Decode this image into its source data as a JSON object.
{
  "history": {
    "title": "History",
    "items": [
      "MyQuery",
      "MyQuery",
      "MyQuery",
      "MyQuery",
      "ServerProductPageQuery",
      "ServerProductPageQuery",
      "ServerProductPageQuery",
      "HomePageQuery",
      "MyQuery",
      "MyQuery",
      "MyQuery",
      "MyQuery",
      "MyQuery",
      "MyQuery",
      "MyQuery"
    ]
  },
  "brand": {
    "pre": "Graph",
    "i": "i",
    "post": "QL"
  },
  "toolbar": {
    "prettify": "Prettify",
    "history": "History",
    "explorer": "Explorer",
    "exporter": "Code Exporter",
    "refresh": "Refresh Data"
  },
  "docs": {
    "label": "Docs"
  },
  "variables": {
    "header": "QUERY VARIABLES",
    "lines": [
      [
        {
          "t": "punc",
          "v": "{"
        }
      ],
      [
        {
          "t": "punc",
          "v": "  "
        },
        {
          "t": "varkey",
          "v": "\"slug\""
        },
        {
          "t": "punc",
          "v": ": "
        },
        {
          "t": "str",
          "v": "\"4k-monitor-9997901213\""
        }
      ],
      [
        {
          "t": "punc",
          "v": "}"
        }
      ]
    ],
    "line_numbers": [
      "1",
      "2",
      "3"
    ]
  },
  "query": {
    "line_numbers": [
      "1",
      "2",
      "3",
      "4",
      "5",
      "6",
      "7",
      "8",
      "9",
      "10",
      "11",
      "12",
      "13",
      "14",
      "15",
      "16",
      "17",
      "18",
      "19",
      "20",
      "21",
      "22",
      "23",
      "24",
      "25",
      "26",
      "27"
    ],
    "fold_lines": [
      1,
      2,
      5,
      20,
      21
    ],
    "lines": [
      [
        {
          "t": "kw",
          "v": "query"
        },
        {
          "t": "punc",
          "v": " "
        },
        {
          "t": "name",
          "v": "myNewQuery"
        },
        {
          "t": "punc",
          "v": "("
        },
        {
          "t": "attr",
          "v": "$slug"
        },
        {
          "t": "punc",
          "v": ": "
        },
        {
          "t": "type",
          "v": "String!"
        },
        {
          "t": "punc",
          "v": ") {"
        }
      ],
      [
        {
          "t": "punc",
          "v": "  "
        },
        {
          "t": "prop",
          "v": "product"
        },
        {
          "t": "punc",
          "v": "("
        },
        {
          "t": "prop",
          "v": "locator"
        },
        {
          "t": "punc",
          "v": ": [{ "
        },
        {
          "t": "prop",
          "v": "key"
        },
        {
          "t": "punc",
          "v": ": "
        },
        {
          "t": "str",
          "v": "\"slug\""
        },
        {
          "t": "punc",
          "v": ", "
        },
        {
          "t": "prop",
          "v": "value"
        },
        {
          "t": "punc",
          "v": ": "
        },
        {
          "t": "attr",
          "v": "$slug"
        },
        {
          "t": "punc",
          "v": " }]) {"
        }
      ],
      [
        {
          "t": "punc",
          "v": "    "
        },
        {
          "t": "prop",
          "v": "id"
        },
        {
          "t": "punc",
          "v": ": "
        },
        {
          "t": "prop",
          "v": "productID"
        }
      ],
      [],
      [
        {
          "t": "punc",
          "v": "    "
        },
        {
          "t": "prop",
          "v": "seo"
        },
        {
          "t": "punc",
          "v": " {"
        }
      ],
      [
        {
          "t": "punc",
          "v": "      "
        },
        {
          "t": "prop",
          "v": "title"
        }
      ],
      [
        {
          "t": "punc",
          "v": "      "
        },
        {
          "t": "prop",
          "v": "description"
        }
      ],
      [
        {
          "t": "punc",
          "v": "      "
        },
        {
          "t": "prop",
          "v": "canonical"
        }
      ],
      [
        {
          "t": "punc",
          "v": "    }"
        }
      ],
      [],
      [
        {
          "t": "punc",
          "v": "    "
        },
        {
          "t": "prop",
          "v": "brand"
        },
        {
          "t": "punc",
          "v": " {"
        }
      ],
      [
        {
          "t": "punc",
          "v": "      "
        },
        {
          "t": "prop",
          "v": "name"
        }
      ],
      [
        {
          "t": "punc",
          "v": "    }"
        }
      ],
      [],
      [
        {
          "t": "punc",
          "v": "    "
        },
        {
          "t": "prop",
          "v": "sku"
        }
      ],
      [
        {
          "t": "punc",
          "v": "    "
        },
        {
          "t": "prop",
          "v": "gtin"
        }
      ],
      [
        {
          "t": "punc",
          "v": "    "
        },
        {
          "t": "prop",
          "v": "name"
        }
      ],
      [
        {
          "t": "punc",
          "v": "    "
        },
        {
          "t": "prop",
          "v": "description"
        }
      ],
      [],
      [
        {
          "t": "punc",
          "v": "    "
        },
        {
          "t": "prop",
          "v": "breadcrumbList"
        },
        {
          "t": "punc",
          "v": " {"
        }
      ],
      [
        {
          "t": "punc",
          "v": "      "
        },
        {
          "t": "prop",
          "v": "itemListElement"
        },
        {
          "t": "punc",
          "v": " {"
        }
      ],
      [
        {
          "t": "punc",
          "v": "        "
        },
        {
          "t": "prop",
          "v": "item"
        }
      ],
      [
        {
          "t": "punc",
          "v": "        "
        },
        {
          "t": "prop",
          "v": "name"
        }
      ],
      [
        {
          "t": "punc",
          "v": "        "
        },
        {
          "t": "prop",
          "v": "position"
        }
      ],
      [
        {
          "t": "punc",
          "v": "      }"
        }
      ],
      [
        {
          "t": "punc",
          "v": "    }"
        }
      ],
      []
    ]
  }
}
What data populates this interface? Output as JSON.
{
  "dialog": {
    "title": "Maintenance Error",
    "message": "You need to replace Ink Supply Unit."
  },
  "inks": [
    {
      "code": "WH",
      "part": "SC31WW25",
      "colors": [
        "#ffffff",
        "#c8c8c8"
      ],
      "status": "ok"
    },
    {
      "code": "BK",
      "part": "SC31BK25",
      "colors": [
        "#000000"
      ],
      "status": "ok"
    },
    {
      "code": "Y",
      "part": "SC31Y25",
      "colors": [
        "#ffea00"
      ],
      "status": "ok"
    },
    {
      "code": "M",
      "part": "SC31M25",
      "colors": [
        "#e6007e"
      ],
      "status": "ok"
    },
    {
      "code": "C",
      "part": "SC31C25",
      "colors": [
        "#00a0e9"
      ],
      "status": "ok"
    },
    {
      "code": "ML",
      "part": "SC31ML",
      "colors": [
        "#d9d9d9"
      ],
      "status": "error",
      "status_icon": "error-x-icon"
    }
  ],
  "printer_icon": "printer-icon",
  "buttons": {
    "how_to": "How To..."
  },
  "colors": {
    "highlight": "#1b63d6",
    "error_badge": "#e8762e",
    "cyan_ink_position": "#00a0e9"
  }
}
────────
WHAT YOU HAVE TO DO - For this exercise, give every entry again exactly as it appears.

REPLY TO THE EXERCISE -
Decode this image into its source data as a JSON object.
{
  "history": {
    "title": "History",
    "items": [
      "MyQuery",
      "MyQuery",
      "MyQuery",
      "MyQuery",
      "ServerProductPageQuery",
      "ServerProductPageQuery",
      "ServerProductPageQuery",
      "HomePageQuery",
      "MyQuery",
      "MyQuery",
      "MyQuery",
      "MyQuery",
      "MyQuery",
      "MyQuery",
      "MyQuery"
    ]
  },
  "brand": {
    "pre": "Graph",
    "i": "i",
    "post": "QL"
  },
  "toolbar": {
    "prettify": "Prettify",
    "history": "History",
    "explorer": "Explorer",
    "exporter": "Code Exporter",
    "refresh": "Refresh Data"
  },
  "docs": {
    "label": "Docs"
  },
  "variables": {
    "header": "QUERY VARIABLES",
    "lines": [
      [
        {
          "t": "punc",
          "v": "{"
        }
      ],
      [
        {
          "t": "punc",
          "v": "  "
        },
        {
          "t": "varkey",
          "v": "\"slug\""
        },
        {
          "t": "punc",
          "v": ": "
        },
        {
          "t": "str",
          "v": "\"4k-monitor-9997901213\""
        }
      ],
      [
        {
          "t": "punc",
          "v": "}"
        }
      ]
    ],
    "line_numbers": [
      "1",
      "2",
      "3"
    ]
  },
  "query": {
    "line_numbers": [
      "1",
      "2",
      "3",
      "4",
      "5",
      "6",
      "7",
      "8",
      "9",
      "10",
      "11",
      "12",
      "13",
      "14",
      "15",
      "16",
      "17",
      "18",
      "19",
      "20",
      "21",
      "22",
      "23",
      "24",
      "25",
      "26",
      "27"
    ],
    "fold_lines": [
      1,
      2,
      5,
      20,
      21
    ],
    "lines": [
      [
        {
          "t": "kw",
          "v": "query"
        },
        {
          "t": "punc",
          "v": " "
        },
        {
          "t": "name",
          "v": "myNewQuery"
        },
        {
          "t": "punc",
          "v": "("
        },
        {
          "t": "attr",
          "v": "$slug"
        },
        {
          "t": "punc",
          "v": ": "
        },
        {
          "t": "type",
          "v": "String!"
        },
        {
          "t": "punc",
          "v": ") {"
        }
      ],
      [
        {
          "t": "punc",
          "v": "  "
        },
        {
          "t": "prop",
          "v": "product"
        },
        {
          "t": "punc",
          "v": "("
        },
        {
          "t": "prop",
          "v": "locator"
        },
        {
          "t": "punc",
          "v": ": [{ "
        },
        {
          "t": "prop",
          "v": "key"
        },
        {
          "t": "punc",
          "v": ": "
        },
        {
          "t": "str",
          "v": "\"slug\""
        },
        {
          "t": "punc",
          "v": ", "
        },
        {
          "t": "prop",
          "v": "value"
        },
        {
          "t": "punc",
          "v": ": "
        },
        {
          "t": "attr",
          "v": "$slug"
        },
        {
          "t": "punc",
          "v": " }]) {"
        }
      ],
      [
        {
          "t": "punc",
          "v": "    "
        },
        {
          "t": "prop",
          "v": "id"
        },
        {
          "t": "punc",
          "v": ": "
        },
        {
          "t": "prop",
          "v": "productID"
        }
      ],
      [],
      [
        {
          "t": "punc",
          "v": "    "
        },
        {
          "t": "prop",
          "v": "seo"
        },
        {
          "t": "punc",
          "v": " {"
        }
      ],
      [
        {
          "t": "punc",
          "v": "      "
        },
        {
          "t": "prop",
          "v": "title"
        }
      ],
      [
        {
          "t": "punc",
          "v": "      "
        },
        {
          "t": "prop",
          "v": "description"
        }
      ],
      [
        {
          "t": "punc",
          "v": "      "
        },
        {
          "t": "prop",
          "v": "canonical"
        }
      ],
      [
        {
          "t": "punc",
          "v": "    }"
        }
      ],
      [],
      [
        {
          "t": "punc",
          "v": "    "
        },
        {
          "t": "prop",
          "v": "brand"
        },
        {
          "t": "punc",
          "v": " {"
        }
      ],
      [
        {
          "t": "punc",
          "v": "      "
        },
        {
          "t": "prop",
          "v": "name"
        }
      ],
      [
        {
          "t": "punc",
          "v": "    }"
        }
      ],
      [],
      [
        {
          "t": "punc",
          "v": "    "
        },
        {
          "t": "prop",
          "v": "sku"
        }
      ],
      [
        {
          "t": "punc",
          "v": "    "
        },
        {
          "t": "prop",
          "v": "gtin"
        }
      ],
      [
        {
          "t": "punc",
          "v": "    "
        },
        {
          "t": "prop",
          "v": "name"
        }
      ],
      [
        {
          "t": "punc",
          "v": "    "
        },
        {
          "t": "prop",
          "v": "description"
        }
      ],
      [],
      [
        {
          "t": "punc",
          "v": "    "
        },
        {
          "t": "prop",
          "v": "breadcrumbList"
        },
        {
          "t": "punc",
          "v": " {"
        }
      ],
      [
        {
          "t": "punc",
          "v": "      "
        },
        {
          "t": "prop",
          "v": "itemListElement"
        },
        {
          "t": "punc",
          "v": " {"
        }
      ],
      [
        {
          "t": "punc",
          "v": "        "
        },
        {
          "t": "prop",
          "v": "item"
        }
      ],
      [
        {
          "t": "punc",
          "v": "        "
        },
        {
          "t": "prop",
          "v": "name"
        }
      ],
      [
        {
          "t": "punc",
          "v": "        "
        },
        {
          "t": "prop",
          "v": "position"
        }
      ],
      [
        {
          "t": "punc",
          "v": "      }"
        }
      ],
      [
        {
          "t": "punc",
          "v": "    }"
        }
      ],
      []
    ]
  }
}
What data populates this interface? Output as JSON.
{
  "dialog": {
    "title": "Maintenance Error",
    "message": "You need to replace Ink Supply Unit."
  },
  "inks": [
    {
      "code": "WH",
      "part": "SC31WW25",
      "colors": [
        "#ffffff",
        "#c8c8c8"
      ],
      "status": "ok"
    },
    {
      "code": "BK",
      "part": "SC31BK25",
      "colors": [
        "#000000"
      ],
      "status": "ok"
    },
    {
      "code": "Y",
      "part": "SC31Y25",
      "colors": [
        "#ffea00"
      ],
      "status": "ok"
    },
    {
      "code": "M",
      "part": "SC31M25",
      "colors": [
        "#e6007e"
      ],
      "status": "ok"
    },
    {
      "code": "C",
      "part": "SC31C25",
      "colors": [
        "#00a0e9"
      ],
      "status": "ok"
    },
    {
      "code": "ML",
      "part": "SC31ML",
      "colors": [
        "#d9d9d9"
      ],
      "status": "error",
      "status_icon": "error-x-icon"
    }
  ],
  "printer_icon": "printer-icon",
  "buttons": {
    "how_to": "How To..."
  },
  "colors": {
    "highlight": "#1b63d6",
    "error_badge": "#e8762e",
    "cyan_ink_position": "#00a0e9"
  }
}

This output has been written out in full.